“Most of us have let our work speak for us all these years,” says the veteran filmmaker Saeed Mirza, who was among the second batch of film professionals who returned their prizes. “But it is the responsibility of the artist to react if he or she sees the blatant exploitation of the rights of citizens. In several incidents in the recent past, such as the murders of activists and lynching over meat in Dadri, it was time to do more than talk about it through our work, “he adds.
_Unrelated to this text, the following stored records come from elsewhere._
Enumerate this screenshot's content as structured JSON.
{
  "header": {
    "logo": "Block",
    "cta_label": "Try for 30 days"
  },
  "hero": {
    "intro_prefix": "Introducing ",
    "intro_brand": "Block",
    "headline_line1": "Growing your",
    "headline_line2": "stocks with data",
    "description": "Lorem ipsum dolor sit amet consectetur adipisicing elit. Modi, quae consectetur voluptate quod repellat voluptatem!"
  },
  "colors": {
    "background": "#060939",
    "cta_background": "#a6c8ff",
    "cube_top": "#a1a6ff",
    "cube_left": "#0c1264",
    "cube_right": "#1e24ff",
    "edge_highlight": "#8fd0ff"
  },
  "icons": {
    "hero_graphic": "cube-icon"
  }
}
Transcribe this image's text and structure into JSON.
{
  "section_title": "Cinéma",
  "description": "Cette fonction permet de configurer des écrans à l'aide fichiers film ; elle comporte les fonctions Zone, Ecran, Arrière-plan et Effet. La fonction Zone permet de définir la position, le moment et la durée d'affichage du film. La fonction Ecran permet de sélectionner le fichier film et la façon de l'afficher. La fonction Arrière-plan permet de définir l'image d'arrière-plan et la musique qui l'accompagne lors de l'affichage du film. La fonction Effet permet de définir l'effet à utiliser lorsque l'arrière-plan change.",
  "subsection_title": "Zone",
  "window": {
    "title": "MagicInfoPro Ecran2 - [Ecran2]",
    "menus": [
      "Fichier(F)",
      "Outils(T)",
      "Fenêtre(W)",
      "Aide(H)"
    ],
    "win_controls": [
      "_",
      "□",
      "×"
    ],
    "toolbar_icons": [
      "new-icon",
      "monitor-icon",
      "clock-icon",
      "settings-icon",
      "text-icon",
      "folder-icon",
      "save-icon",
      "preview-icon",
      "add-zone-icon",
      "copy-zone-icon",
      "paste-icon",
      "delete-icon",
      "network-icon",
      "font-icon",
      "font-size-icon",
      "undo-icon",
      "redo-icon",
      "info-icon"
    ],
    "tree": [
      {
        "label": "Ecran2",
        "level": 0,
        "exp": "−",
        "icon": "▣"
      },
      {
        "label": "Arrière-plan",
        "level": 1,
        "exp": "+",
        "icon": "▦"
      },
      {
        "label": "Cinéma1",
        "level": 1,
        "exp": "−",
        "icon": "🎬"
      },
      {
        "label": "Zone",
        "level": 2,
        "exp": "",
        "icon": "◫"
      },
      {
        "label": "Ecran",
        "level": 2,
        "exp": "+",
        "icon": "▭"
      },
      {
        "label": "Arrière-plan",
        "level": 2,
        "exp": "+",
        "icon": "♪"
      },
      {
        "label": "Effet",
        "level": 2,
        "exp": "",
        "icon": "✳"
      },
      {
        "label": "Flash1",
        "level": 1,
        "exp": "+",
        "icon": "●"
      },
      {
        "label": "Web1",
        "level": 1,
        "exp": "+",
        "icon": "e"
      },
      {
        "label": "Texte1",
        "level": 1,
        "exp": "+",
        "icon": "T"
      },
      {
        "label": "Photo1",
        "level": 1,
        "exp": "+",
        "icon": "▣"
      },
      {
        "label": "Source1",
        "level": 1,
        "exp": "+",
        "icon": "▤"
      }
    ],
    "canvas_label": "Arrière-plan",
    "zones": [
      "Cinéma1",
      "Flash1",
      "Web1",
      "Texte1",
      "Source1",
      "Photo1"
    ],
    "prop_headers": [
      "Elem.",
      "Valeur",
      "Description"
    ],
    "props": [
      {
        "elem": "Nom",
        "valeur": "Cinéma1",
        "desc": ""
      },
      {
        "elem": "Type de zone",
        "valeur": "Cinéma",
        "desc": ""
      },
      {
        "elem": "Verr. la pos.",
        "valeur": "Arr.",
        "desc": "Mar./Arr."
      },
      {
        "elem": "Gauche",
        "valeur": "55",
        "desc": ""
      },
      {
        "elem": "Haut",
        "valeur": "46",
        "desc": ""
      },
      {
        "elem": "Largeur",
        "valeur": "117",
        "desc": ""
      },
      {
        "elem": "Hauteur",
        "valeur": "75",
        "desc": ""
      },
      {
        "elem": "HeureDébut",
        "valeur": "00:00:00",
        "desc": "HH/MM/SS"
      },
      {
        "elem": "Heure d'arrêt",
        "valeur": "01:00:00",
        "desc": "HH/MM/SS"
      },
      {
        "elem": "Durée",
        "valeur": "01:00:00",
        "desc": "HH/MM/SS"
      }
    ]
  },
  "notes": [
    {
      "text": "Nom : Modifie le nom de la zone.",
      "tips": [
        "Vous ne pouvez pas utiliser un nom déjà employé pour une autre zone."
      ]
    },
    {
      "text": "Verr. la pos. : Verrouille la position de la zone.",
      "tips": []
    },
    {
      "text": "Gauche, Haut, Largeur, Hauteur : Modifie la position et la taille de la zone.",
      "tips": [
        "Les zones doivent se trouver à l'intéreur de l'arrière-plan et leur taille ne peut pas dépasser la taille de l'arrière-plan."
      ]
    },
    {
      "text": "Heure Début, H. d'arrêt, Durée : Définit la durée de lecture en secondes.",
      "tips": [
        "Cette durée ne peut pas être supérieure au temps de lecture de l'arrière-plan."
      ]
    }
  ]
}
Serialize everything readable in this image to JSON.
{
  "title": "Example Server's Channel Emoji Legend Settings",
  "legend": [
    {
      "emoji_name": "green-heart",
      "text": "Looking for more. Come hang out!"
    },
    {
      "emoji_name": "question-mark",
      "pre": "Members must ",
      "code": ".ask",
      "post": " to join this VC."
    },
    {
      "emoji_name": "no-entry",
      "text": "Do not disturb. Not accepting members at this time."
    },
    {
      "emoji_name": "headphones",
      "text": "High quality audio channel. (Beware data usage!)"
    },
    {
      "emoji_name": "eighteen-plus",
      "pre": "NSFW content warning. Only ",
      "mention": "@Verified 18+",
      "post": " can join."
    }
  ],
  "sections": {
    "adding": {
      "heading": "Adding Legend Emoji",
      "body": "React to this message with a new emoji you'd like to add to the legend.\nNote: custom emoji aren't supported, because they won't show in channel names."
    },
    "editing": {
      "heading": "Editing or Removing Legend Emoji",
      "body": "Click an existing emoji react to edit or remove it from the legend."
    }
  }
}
In the run up to the 2014 Lok Sabha elections period, the awareness and interest of citizens in politics increased manifold. Social media gave their opinions a platform. But there have been signs of growing unrest within the industry regarding the governance of the country since then. Take, for example, drafted a letter, signed and distributed by prominent members of the industry, such as directors and Zoya Akhtar Imtiaz Ali, where a call was made to the people to vote for a “secular government” in the Lok Sabha elections last year. The letter, seen by many as an attempt to weaken the BJP enjoyed broad support then saw Mahesh Bhatt confrontation with his brother and partner Mukesh Bhatt, who was an ardent supporter of the party and was also of the opinion that the film industry must remain neutral in political affairs.